Color correction of underwater images has been considered a difficult task for a number of reasons. Those include severe absorption of the water column, the unpredictable behavior of light under the water surface, limited access to reliable data for correction purposes, and the fact that we are only able to process three spectral channels, which is insufficient for most color correction applications. Here, the authors present a method to estimate a hyperspectral image from an RGB image and pointwise hyperspectral data. This is then used to color correct the hyperspectral underwater image and transform it back into RGB color space.

Coral reefs are monitored with different techniques in order to examine their health. Digital cameras, which provide an economically defendable tool for marine scientists to collect underwater data, tend to produce bluish images due to severe absorption of light at longer wavelengths. In this paper we study the possibilities of correcting for this color distortion through image processing. The decrease of red light by depth can be predicted by Beer's Law. Another parameter that has been taken into account is the image enhancement functions built into the camera. We use a spectrometer and a reflectance standard to obtain the data needed to approximate the joint effect of these functions. This model is used to pre-process the underwater images taken by digital cameras so that the red, green and blue channels show correct values before the images are subjected to correction for the effects of the water column through application of Beer's Law. This process is fully automatic and the amount of processed images is limited only by the speed of computer system. Experimental results show that the proposed method works well for correcting images taken at different depths with two different cameras.

8. Åhlén, J.

et al.

Sundgren, David

KTH, School of Information and Communication Technology (ICT), Computer and Systems Sciences, DSV.

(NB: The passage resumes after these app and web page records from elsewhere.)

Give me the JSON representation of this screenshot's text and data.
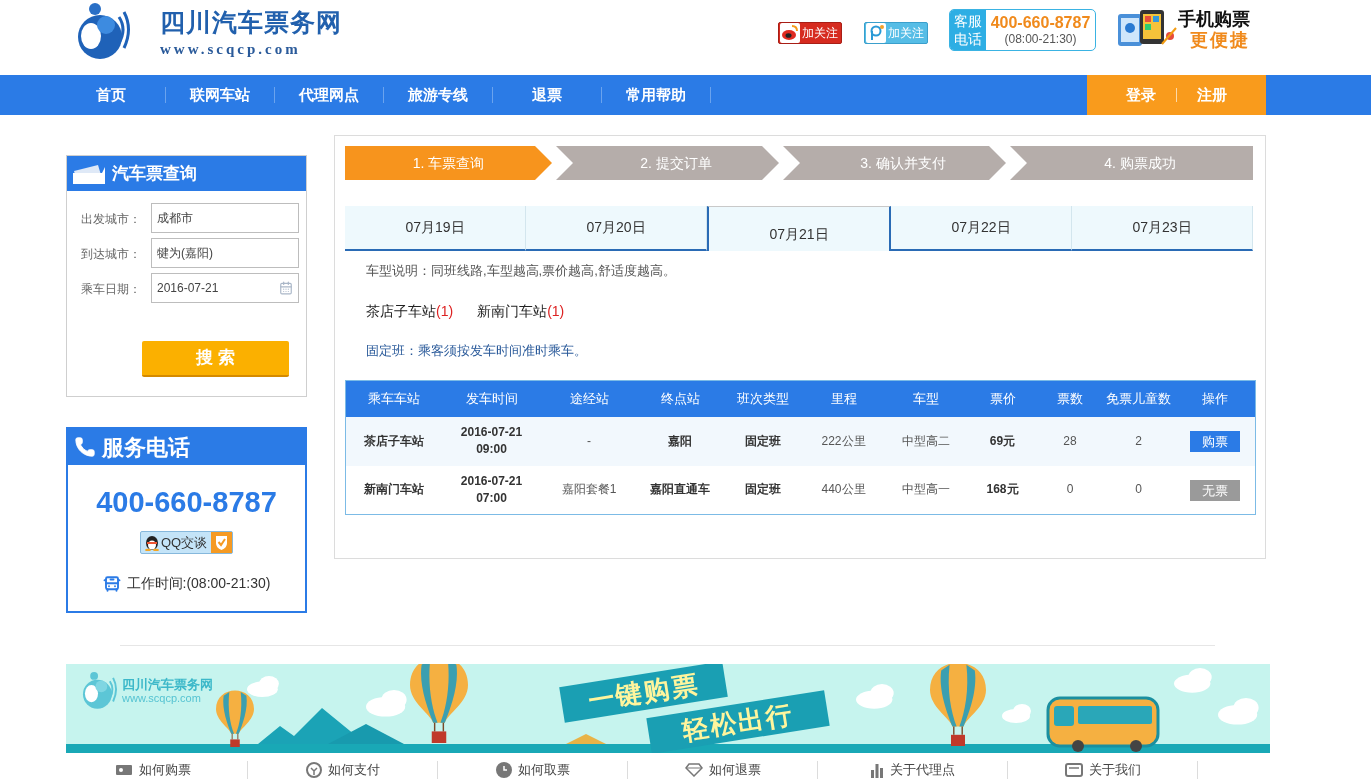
{
  "header": {
    "site_title": "四川汽车票务网",
    "site_url": "www.scqcp.com",
    "follow_buttons": [
      {
        "kind": "weibo",
        "label": "加关注"
      },
      {
        "kind": "tencent_weibo",
        "label": "加关注"
      }
    ],
    "hotline": {
      "label": [
        "客服",
        "电话"
      ],
      "number": "400-660-8787",
      "hours": "(08:00-21:30)"
    },
    "mobile_promo": {
      "line_1": "手机购票",
      "line_2": "更便捷"
    }
  },
  "nav": {
    "items": [
      "首页",
      "联网车站",
      "代理网点",
      "旅游专线",
      "退票",
      "常用帮助"
    ],
    "login": "登录",
    "register": "注册"
  },
  "search_panel": {
    "title": "汽车票查询",
    "fields": [
      {
        "kind": "text",
        "label": "出发城市：",
        "value": "成都市"
      },
      {
        "kind": "text",
        "label": "到达城市：",
        "value": "犍为(嘉阳)"
      },
      {
        "kind": "date",
        "label": "乘车日期：",
        "value": "2016-07-21"
      }
    ],
    "button": "搜 索"
  },
  "service_panel": {
    "title": "服务电话",
    "phone": "400-660-8787",
    "qq_button": "QQ交谈",
    "hours": "工作时间:(08:00-21:30)"
  },
  "steps": [
    {
      "label": "1. 车票查询",
      "selected": true
    },
    {
      "label": "2. 提交订单",
      "selected": false
    },
    {
      "label": "3. 确认并支付",
      "selected": false
    },
    {
      "label": "4. 购票成功",
      "selected": false
    }
  ],
  "date_tabs": [
    {
      "label": "07月19日",
      "selected": false
    },
    {
      "label": "07月20日",
      "selected": false
    },
    {
      "label": "07月21日",
      "selected": true
    },
    {
      "label": "07月22日",
      "selected": false
    },
    {
      "label": "07月23日",
      "selected": false
    }
  ],
  "bus_type_note": "车型说明：同班线路,车型越高,票价越高,舒适度越高。",
  "stations": [
    {
      "name": "茶店子车站",
      "count": "(1)"
    },
    {
      "name": "新南门车站",
      "count": "(1)"
    }
  ],
  "schedule_note": "固定班：乘客须按发车时间准时乘车。",
  "table": {
    "columns": [
      "乘车车站",
      "发车时间",
      "途经站",
      "终点站",
      "班次类型",
      "里程",
      "车型",
      "票价",
      "票数",
      "免票儿童数",
      "操作"
    ],
    "rows": [
      {
        "station": "茶店子车站",
        "date": "2016-07-21",
        "time": "09:00",
        "via": "-",
        "terminal": "嘉阳",
        "service_type": "固定班",
        "distance": "222公里",
        "bus_type": "中型高二",
        "price": "69元",
        "tickets": "28",
        "free_children": "2",
        "action": {
          "label": "购票",
          "disabled": false
        }
      },
      {
        "station": "新南门车站",
        "date": "2016-07-21",
        "time": "07:00",
        "via": "嘉阳套餐1",
        "terminal": "嘉阳直通车",
        "service_type": "固定班",
        "distance": "440公里",
        "bus_type": "中型高一",
        "price": "168元",
        "tickets": "0",
        "free_children": "0",
        "action": {
          "label": "无票",
          "disabled": true
        }
      }
    ]
  },
  "banner": {
    "logo_title": "四川汽车票务网",
    "logo_url": "www.scqcp.com",
    "slogans": [
      "一键购票",
      "轻松出行"
    ]
  },
  "footer_links": [
    {
      "kind": "buy",
      "label": "如何购票"
    },
    {
      "kind": "pay",
      "label": "如何支付"
    },
    {
      "kind": "collect",
      "label": "如何取票"
    },
    {
      "kind": "refund",
      "label": "如何退票"
    },
    {
      "kind": "agent",
      "label": "关于代理点"
    },
    {
      "kind": "about",
      "label": "关于我们"
    }
  ]
}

The natural properties of water column usually affect underwater imagery by suppressing high-energy light. In application such as color correction of underwater images estimation of water column parameters is crucial. Diffuse attenuation coefficients are estimated and used for further processing of underwater taken data. The coefficients will give information on how fast light of different wavelengths decreases with increasing depth. Based on the exact depth measurements and data from a spectrometer the calculation of downwelling irradiance will be done. Chlorophyll concentration and a yellow substance factor contribute to a great variety of values of attenuation coefficients at different depth. By taking advantage of variations in depth, a method is presented to estimate the influence of dissolved organic matters and chlorophyll on color correction. Attenuation coefficients that depends on concentration of dissolved organic matters in water gives an indication on how well any spectral band is suited for color correction algorithm.